### Exercise brief
Go through the records line by line and work out how many lines hold the word "kind". Answer with the number only.

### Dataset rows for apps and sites
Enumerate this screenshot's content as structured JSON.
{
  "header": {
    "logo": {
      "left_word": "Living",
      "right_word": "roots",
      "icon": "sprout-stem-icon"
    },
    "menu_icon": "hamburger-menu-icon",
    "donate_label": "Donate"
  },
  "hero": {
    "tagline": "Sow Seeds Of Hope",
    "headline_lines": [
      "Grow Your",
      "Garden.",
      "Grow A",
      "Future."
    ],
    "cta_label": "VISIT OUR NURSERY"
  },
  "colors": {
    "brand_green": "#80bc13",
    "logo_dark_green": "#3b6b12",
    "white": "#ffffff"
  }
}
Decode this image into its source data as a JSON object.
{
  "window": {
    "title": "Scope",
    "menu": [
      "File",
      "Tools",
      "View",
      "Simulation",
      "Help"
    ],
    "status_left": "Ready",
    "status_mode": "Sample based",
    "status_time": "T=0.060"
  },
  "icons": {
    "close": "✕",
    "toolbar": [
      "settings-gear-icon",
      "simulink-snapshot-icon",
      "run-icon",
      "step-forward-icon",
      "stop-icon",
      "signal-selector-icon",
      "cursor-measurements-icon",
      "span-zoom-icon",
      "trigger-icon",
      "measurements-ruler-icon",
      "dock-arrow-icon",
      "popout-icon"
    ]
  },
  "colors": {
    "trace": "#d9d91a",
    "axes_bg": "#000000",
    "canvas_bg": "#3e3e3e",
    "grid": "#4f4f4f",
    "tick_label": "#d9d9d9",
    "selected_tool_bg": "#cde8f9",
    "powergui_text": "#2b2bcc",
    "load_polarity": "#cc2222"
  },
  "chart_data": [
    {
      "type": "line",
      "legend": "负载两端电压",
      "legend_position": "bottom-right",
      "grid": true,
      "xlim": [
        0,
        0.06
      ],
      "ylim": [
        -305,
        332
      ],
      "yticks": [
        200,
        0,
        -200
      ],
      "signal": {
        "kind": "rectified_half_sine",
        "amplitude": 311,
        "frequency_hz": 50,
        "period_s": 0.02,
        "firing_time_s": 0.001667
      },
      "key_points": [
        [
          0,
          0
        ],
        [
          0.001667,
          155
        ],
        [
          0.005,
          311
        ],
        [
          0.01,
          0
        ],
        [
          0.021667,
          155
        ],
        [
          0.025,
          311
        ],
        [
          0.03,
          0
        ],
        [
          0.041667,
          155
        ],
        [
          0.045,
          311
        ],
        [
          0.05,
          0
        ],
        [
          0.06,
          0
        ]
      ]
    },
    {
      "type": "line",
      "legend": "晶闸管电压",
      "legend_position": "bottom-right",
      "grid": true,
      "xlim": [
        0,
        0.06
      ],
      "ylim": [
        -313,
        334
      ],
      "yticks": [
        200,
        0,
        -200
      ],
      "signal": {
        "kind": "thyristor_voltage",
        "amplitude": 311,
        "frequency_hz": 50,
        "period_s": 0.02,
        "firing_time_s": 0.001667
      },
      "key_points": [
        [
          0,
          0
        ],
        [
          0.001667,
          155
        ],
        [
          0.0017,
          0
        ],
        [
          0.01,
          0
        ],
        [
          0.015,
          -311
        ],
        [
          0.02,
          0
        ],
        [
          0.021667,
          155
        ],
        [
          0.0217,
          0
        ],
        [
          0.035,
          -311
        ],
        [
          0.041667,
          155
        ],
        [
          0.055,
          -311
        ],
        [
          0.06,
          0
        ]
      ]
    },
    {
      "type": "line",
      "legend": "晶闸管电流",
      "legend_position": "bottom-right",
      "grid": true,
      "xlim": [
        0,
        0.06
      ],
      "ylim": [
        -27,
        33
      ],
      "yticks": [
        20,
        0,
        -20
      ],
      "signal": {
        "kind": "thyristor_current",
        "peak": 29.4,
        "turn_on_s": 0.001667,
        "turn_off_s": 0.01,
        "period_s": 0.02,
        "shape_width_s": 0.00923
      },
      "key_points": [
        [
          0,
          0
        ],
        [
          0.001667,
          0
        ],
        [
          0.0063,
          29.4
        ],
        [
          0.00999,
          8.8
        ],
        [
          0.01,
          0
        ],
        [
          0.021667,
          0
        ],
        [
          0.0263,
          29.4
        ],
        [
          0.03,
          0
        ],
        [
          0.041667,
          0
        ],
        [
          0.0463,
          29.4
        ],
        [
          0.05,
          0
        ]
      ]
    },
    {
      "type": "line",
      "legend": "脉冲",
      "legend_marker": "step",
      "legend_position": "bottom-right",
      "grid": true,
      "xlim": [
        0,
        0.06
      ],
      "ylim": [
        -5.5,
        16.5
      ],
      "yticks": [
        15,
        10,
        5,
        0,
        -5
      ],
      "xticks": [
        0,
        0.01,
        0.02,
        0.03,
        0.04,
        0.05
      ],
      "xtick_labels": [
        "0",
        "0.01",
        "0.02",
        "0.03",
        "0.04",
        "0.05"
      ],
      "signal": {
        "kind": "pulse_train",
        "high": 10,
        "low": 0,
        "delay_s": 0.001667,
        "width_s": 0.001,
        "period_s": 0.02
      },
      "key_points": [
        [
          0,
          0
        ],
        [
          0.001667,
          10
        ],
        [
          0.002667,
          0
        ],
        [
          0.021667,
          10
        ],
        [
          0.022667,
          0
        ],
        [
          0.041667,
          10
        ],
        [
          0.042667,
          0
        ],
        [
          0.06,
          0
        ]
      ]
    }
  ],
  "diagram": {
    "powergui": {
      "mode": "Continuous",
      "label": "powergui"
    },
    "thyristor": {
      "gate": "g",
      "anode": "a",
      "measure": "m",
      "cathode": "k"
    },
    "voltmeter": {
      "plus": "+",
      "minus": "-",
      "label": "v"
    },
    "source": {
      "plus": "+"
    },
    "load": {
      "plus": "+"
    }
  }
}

### Answer to this exercise
4